"Florentia", the florid, as the Romans called it, started to be the wonderful city we know today during the Middle Ages, when it became a free Municipality. Despite internal fights between the Guelphs and the Ghibellines (of whom Dante Alighieri was the most illustrious victim) from the 1200's onwards it became a centre of culture and commerce, reaching its peak in the 1400's, under the rule of Cosimo and Lorenzo de' Medici. Lorenzo's death, in 1492, ended the Florentine Republic and led to the birth of the Grand Duchy of Tuscany, which survived until Italy's unification. At the time of unification, the city's administrators decided to bring down the walls of the city, and Florence acquired today's appearance. The four neighbourhoods of the historic centre are a good reckoning point to find your way through the countless architectonic and historic marvels the whole world envies.
In the Santa Maria Novella area, you must certainly see the church itself, for the masterpieces it contains (among which Masaccio's Trinità and Giotto's Crucifix) as well as the splendid harmony of its façade, where the green and white marbles create perfect geometrical patterns.

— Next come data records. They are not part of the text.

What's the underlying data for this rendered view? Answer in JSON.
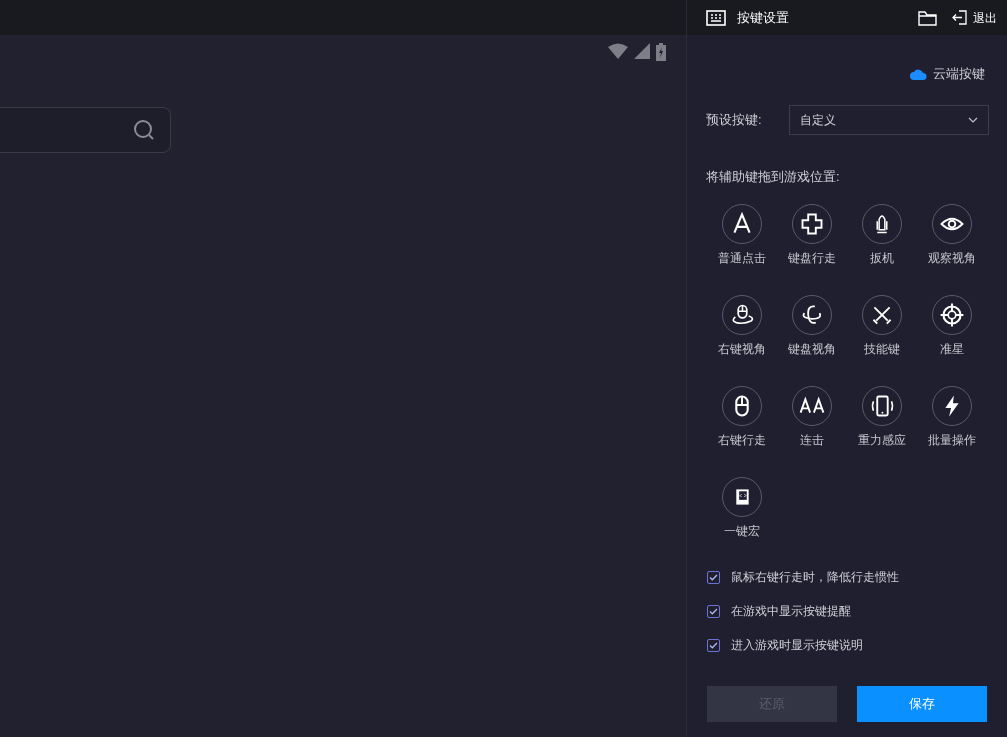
{
  "header": {
    "title": "按键设置",
    "exit_label": "退出"
  },
  "cloud_keys": {
    "label": "云端按键"
  },
  "preset": {
    "label": "预设按键:",
    "value": "自定义"
  },
  "drag_hint": "将辅助键拖到游戏位置:",
  "tools": [
    {
      "kind": "tap",
      "label": "普通点击"
    },
    {
      "kind": "dpad",
      "label": "键盘行走"
    },
    {
      "kind": "trigger",
      "label": "扳机"
    },
    {
      "kind": "eye",
      "label": "观察视角"
    },
    {
      "kind": "mouse-orbit",
      "label": "右键视角"
    },
    {
      "kind": "orbit",
      "label": "键盘视角"
    },
    {
      "kind": "swords",
      "label": "技能键"
    },
    {
      "kind": "crosshair",
      "label": "准星"
    },
    {
      "kind": "mouse",
      "label": "右键行走"
    },
    {
      "kind": "combo",
      "label": "连击"
    },
    {
      "kind": "phone",
      "label": "重力感应"
    },
    {
      "kind": "bolt",
      "label": "批量操作"
    },
    {
      "kind": "macro",
      "label": "一键宏"
    }
  ],
  "options": [
    {
      "label": "鼠标右键行走时，降低行走惯性",
      "checked": true
    },
    {
      "label": "在游戏中显示按键提醒",
      "checked": true
    },
    {
      "label": "进入游戏时显示按键说明",
      "checked": true
    }
  ],
  "buttons": [
    {
      "label": "还原",
      "disabled": true
    },
    {
      "label": "保存",
      "disabled": false
    }
  ]
}
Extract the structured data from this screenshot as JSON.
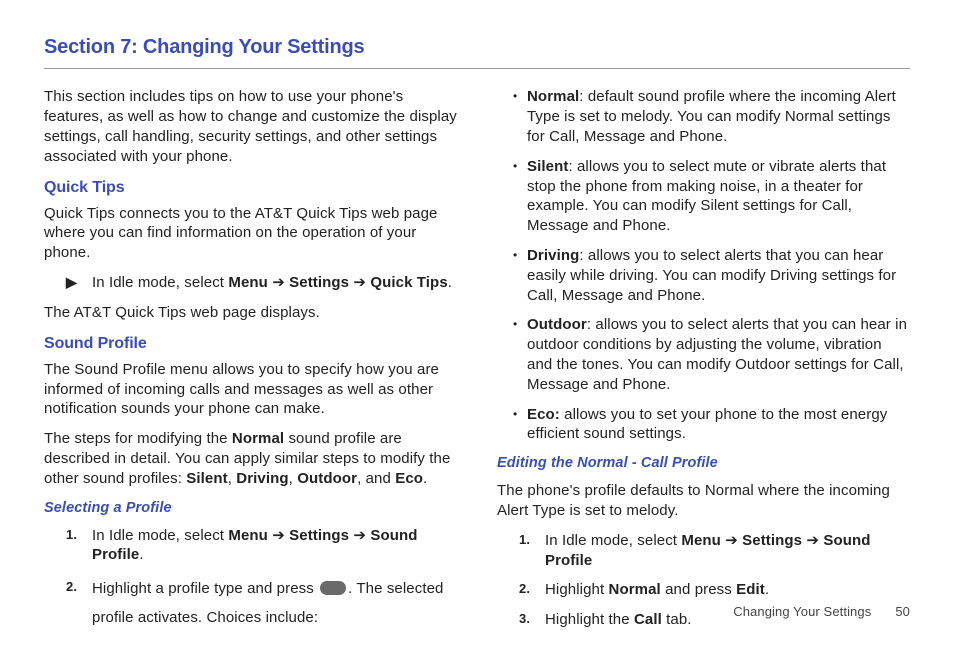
{
  "section": {
    "title": "Section 7: Changing Your Settings"
  },
  "col1": {
    "intro": "This section includes tips on how to use your phone's features, as well as how to change and customize the display settings, call handling, security settings, and other settings associated with your phone.",
    "quickTips": {
      "heading": "Quick Tips",
      "p1": "Quick Tips connects you to the AT&T Quick Tips web page where you can find information on the operation of your phone.",
      "step_prefix": "In Idle mode, select ",
      "menu": "Menu",
      "arrow1": " ➔ ",
      "settings": "Settings",
      "arrow2": " ➔ ",
      "quick": "Quick Tips",
      "period": ".",
      "p2": "The AT&T Quick Tips web page displays."
    },
    "sound": {
      "heading": "Sound Profile",
      "p1": "The Sound Profile menu allows you to specify how you are informed of incoming calls and messages as well as other notification sounds your phone can make.",
      "p2a": "The steps for modifying the ",
      "normal": "Normal",
      "p2b": " sound profile are described in detail. You can apply similar steps to modify the other sound profiles: ",
      "silent": "Silent",
      "c1": ", ",
      "driving": "Driving",
      "c2": ", ",
      "outdoor": "Outdoor",
      "c3": ", and ",
      "eco": "Eco",
      "dot": "."
    },
    "select": {
      "heading": "Selecting a Profile",
      "s1_pre": "In Idle mode, select ",
      "s1_menu": "Menu",
      "s1_a1": " ➔ ",
      "s1_settings": "Settings",
      "s1_a2": " ➔ ",
      "s1_sp": "Sound Profile",
      "s1_dot": ".",
      "s2_pre": "Highlight a profile type and press ",
      "s2_post": ". The selected profile activates. Choices include:"
    }
  },
  "col2": {
    "bullets": {
      "normal_l": "Normal",
      "normal_t": ": default sound profile where the incoming Alert Type is set to melody. You can modify Normal settings for Call, Message and Phone.",
      "silent_l": "Silent",
      "silent_t": ": allows you to select mute or vibrate alerts that stop the phone from making noise, in a theater for example. You can modify Silent settings for Call, Message and Phone.",
      "driving_l": "Driving",
      "driving_t": ": allows you to select alerts that you can hear easily while driving. You can modify Driving settings for Call, Message and Phone.",
      "outdoor_l": "Outdoor",
      "outdoor_t": ": allows you to select alerts that you can hear in outdoor conditions by adjusting the volume, vibration and the tones. You can modify Outdoor settings for Call, Message and Phone.",
      "eco_l": "Eco:",
      "eco_t": " allows you to set your phone to the most energy efficient sound settings."
    },
    "edit": {
      "heading": "Editing the Normal - Call Profile",
      "p1": "The phone's profile defaults to Normal where the incoming Alert Type is set to melody.",
      "s1_pre": "In Idle mode, select ",
      "s1_menu": "Menu",
      "s1_a1": " ➔ ",
      "s1_settings": "Settings",
      "s1_a2": " ➔ ",
      "s1_sp": "Sound Profile",
      "s2_pre": "Highlight ",
      "s2_normal": "Normal",
      "s2_mid": " and press ",
      "s2_edit": "Edit",
      "s2_dot": ".",
      "s3_pre": "Highlight the ",
      "s3_call": "Call",
      "s3_post": " tab."
    }
  },
  "footer": {
    "label": "Changing Your Settings",
    "page": "50"
  }
}
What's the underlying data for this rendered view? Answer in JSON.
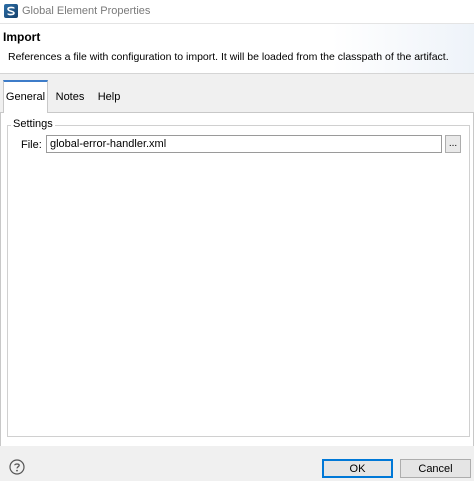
{
  "window": {
    "title": "Global Element Properties",
    "icon": "mule-studio-app-icon"
  },
  "header": {
    "title": "Import",
    "description": "References a file with configuration to import. It will be loaded from the classpath of the artifact."
  },
  "tabs": [
    {
      "label": "General",
      "active": true
    },
    {
      "label": "Notes",
      "active": false
    },
    {
      "label": "Help",
      "active": false
    }
  ],
  "settings": {
    "group_label": "Settings",
    "file_label": "File:",
    "file_value": "global-error-handler.xml",
    "browse_label": "..."
  },
  "footer": {
    "help_icon": "question-mark-circle-icon",
    "ok_label": "OK",
    "cancel_label": "Cancel"
  },
  "colors": {
    "accent": "#0078d7",
    "active_tab_border": "#3d7cc9"
  }
}
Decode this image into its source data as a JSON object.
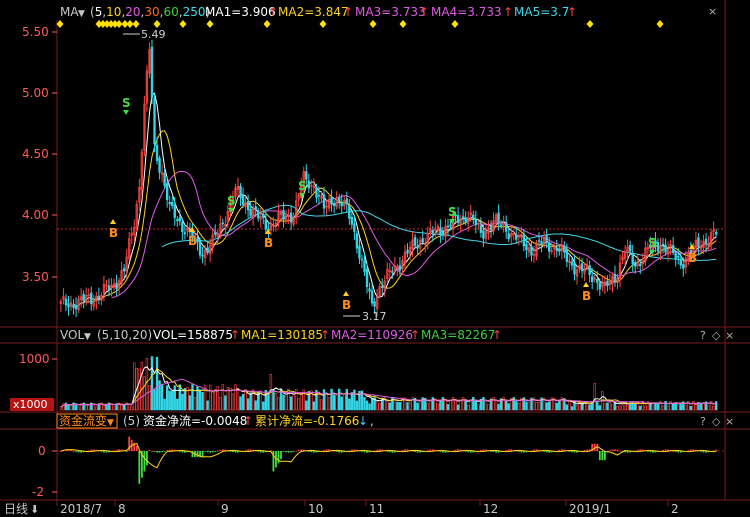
{
  "colors": {
    "up": "#ff4444",
    "down": "#33d6e6",
    "ma1": "#ffffff",
    "ma2": "#ffd21f",
    "ma3": "#e25ae6",
    "ma4": "#3fcf3f",
    "ma5": "#3fd9ea",
    "grid": "#7a1b1b",
    "axis_text": "#ff5a5a",
    "label_text": "#c8c8c8",
    "diamond": "#ffe000",
    "buy": "#ff8c1a",
    "sell": "#3fdf3f",
    "ref_line": "#c82828"
  },
  "main_panel": {
    "indicator": "MA",
    "param_open": "(",
    "params": [
      "5",
      "10",
      "20",
      "30",
      "60",
      "250"
    ],
    "param_close": ")",
    "values": [
      {
        "label": "MA1=3.906",
        "color_key": "ma1"
      },
      {
        "label": "MA2=3.847",
        "color_key": "ma2"
      },
      {
        "label": "MA3=3.733",
        "color_key": "ma3"
      },
      {
        "label": "MA4=3.733",
        "color_key": "ma4"
      },
      {
        "label": "MA5=3.7",
        "color_key": "ma5"
      }
    ],
    "arrow": "↑",
    "y_ticks": [
      "5.50",
      "5.00",
      "4.50",
      "4.00",
      "3.50"
    ],
    "high_label": "5.49",
    "low_label": "3.17",
    "buy_label": "B",
    "sell_label": "S"
  },
  "volume_panel": {
    "indicator": "VOL",
    "params": "(5,10,20)",
    "values": [
      {
        "label": "VOL=158875",
        "color_key": "ma1"
      },
      {
        "label": "MA1=130185",
        "color_key": "ma2"
      },
      {
        "label": "MA2=110926",
        "color_key": "ma3"
      },
      {
        "label": "MA3=82267",
        "color_key": "ma4"
      }
    ],
    "arrow": "↑",
    "y_tick": "1000",
    "unit_badge": "x1000"
  },
  "flow_panel": {
    "indicator": "资金流变",
    "params": "(5)",
    "values": [
      {
        "label": "资金净流=-0.0048",
        "arrow": "↑"
      },
      {
        "label": "累计净流=-0.1766",
        "arrow": "↓"
      }
    ],
    "trailing": ",",
    "y_ticks": [
      "0",
      "-2"
    ]
  },
  "x_axis": {
    "period_label": "日线",
    "labels": [
      "2018/7",
      "8",
      "9",
      "10",
      "11",
      "12",
      "2019/1",
      "2"
    ]
  },
  "corner_buttons": [
    "?",
    "◇",
    "×"
  ],
  "chart_data": {
    "type": "candlestick",
    "title": "",
    "y_ticks": [
      5.5,
      5.0,
      4.5,
      4.0,
      3.5
    ],
    "x_tick_labels": [
      "2018/7",
      "8",
      "9",
      "10",
      "11",
      "12",
      "2019/1",
      "2"
    ],
    "annotations": [
      {
        "text": "5.49",
        "value": 5.49
      },
      {
        "text": "3.17",
        "value": 3.17
      }
    ],
    "series": [
      {
        "name": "MA1",
        "last": 3.906
      },
      {
        "name": "MA2",
        "last": 3.847
      },
      {
        "name": "MA3",
        "last": 3.733
      },
      {
        "name": "MA4",
        "last": 3.733
      },
      {
        "name": "MA5",
        "last": 3.7
      },
      {
        "name": "VOL",
        "last": 158875
      },
      {
        "name": "资金净流",
        "last": -0.0048
      },
      {
        "name": "累计净流",
        "last": -0.1766
      }
    ]
  }
}
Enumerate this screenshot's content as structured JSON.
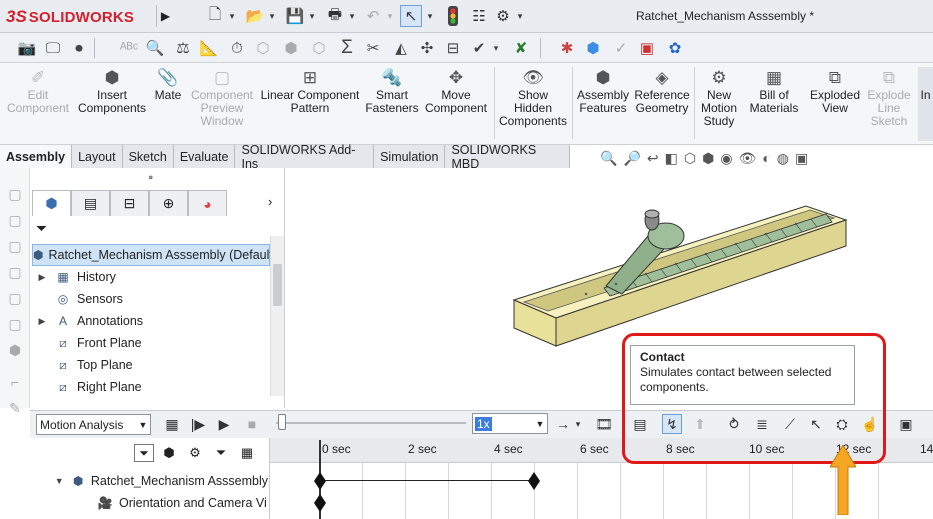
{
  "app": {
    "logo_prefix": "3S",
    "logo_text": "SOLIDWORKS",
    "document_title": "Ratchet_Mechanism Asssembly *"
  },
  "command_manager": [
    {
      "label": "Edit\nComponent",
      "icon": "edit-component-icon",
      "enabled": false
    },
    {
      "label": "Insert\nComponents",
      "icon": "insert-components-icon",
      "enabled": true
    },
    {
      "label": "Mate",
      "icon": "mate-paperclip-icon",
      "enabled": true
    },
    {
      "label": "Component\nPreview\nWindow",
      "icon": "preview-window-icon",
      "enabled": false
    },
    {
      "label": "Linear Component\nPattern",
      "icon": "linear-pattern-icon",
      "enabled": true
    },
    {
      "label": "Smart\nFasteners",
      "icon": "smart-fasteners-icon",
      "enabled": true
    },
    {
      "label": "Move\nComponent",
      "icon": "move-component-icon",
      "enabled": true
    },
    {
      "label": "Show\nHidden\nComponents",
      "icon": "show-hidden-icon",
      "enabled": true
    },
    {
      "label": "Assembly\nFeatures",
      "icon": "assembly-features-icon",
      "enabled": true
    },
    {
      "label": "Reference\nGeometry",
      "icon": "reference-geometry-icon",
      "enabled": true
    },
    {
      "label": "New\nMotion\nStudy",
      "icon": "motion-study-icon",
      "enabled": true
    },
    {
      "label": "Bill of\nMaterials",
      "icon": "bom-icon",
      "enabled": true
    },
    {
      "label": "Exploded\nView",
      "icon": "exploded-view-icon",
      "enabled": true
    },
    {
      "label": "Explode\nLine\nSketch",
      "icon": "explode-line-icon",
      "enabled": false
    },
    {
      "label": "In",
      "icon": "instant3d-icon",
      "enabled": true
    }
  ],
  "tabs": [
    "Assembly",
    "Layout",
    "Sketch",
    "Evaluate",
    "SOLIDWORKS Add-Ins",
    "Simulation",
    "SOLIDWORKS MBD"
  ],
  "active_tab": "Assembly",
  "feature_tree": {
    "root": "Ratchet_Mechanism Asssembly  (Default",
    "items": [
      {
        "label": "History",
        "icon": "history-folder-icon",
        "expandable": true
      },
      {
        "label": "Sensors",
        "icon": "sensors-icon",
        "expandable": false
      },
      {
        "label": "Annotations",
        "icon": "annotations-icon",
        "expandable": true
      },
      {
        "label": "Front Plane",
        "icon": "plane-icon",
        "expandable": false
      },
      {
        "label": "Top Plane",
        "icon": "plane-icon",
        "expandable": false
      },
      {
        "label": "Right Plane",
        "icon": "plane-icon",
        "expandable": false
      }
    ]
  },
  "motion": {
    "study_type": "Motion Analysis",
    "playback_speed": "1x",
    "time_labels": [
      "0 sec",
      "2 sec",
      "4 sec",
      "6 sec",
      "8 sec",
      "10 sec",
      "12 sec",
      "14"
    ],
    "tree": [
      {
        "label": "Ratchet_Mechanism Asssembly",
        "icon": "assembly-icon"
      },
      {
        "label": "Orientation and Camera Vi",
        "icon": "camera-icon"
      }
    ]
  },
  "tooltip": {
    "title": "Contact",
    "body": "Simulates contact between selected components."
  },
  "colors": {
    "highlight_red": "#e01818",
    "arrow_orange": "#f5a623",
    "part_yellow": "#f2ecae",
    "part_green": "#9fbe9a"
  }
}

In the Santa Croce neighbourhood there's the heart of Florence, Piazza della Signoria, with Palazzo Vecchio and the Galleria degli Uffizi nearby. The Gallery, containing one of the world's most famous art collections, has been a museum for the beauty of 500 years, as it was founded by the Medici for this very purpose. It contains masterpieces by Giotto, Leonardo, Botticelli, Michelangelo, Piero della Francesca, Raffaello, Caravaggio and many others. The Corridoio Vasariano leads from the Uffizi to Palazzo Pitti passing over Ponte Vecchio, the city's oldest bridge.
Whereas S. Croce is certainly the town's heart, S. Giovanni's neighbourhood is by all means the religious heart, that is the Duomo of S. Maria in Fiore with its Baptistery. Brunelleschi's dome, Giotto's bell tower, Ghiberti's splendid doors make the Florentine cathedral an unforgettable sight.
The neighbourhood of Santo Spirito in Oltrarno, traditionally the place for artisans, restorers and antique dealers, includes Palazzo Pitti and the Boboli gardens. On the Boboli hill, between the palace and Forte Belvedere, extends this wonderful Italian style garden, with beautiful statues and fountains.
If you're not satisfied with the city's beauties, the surrounding area gives you other meeting point with history and art. The Medici Villas Castello and Petraia are certainly two of the area's attractions. The Villa di Castello, restored by Cosimo I de' Medici, retains a beautiful Italian garden, while indoors the Accademia della Crusca has its seat. Not far we find Villa della Petraia, which the Medici restored in 1500 and which became, in the 19th century, the residence of Vittorio Emanuele II King of Italy.
Florence's most famous traditional event is by all means the "Carro del Fuoco", held every year on Easter Sunday. The cart is accompanied by the "Corteo Storico della Repubblica Fiorentina", reaches Piazza Duomo, and is then made to explode among the crowd's cheers.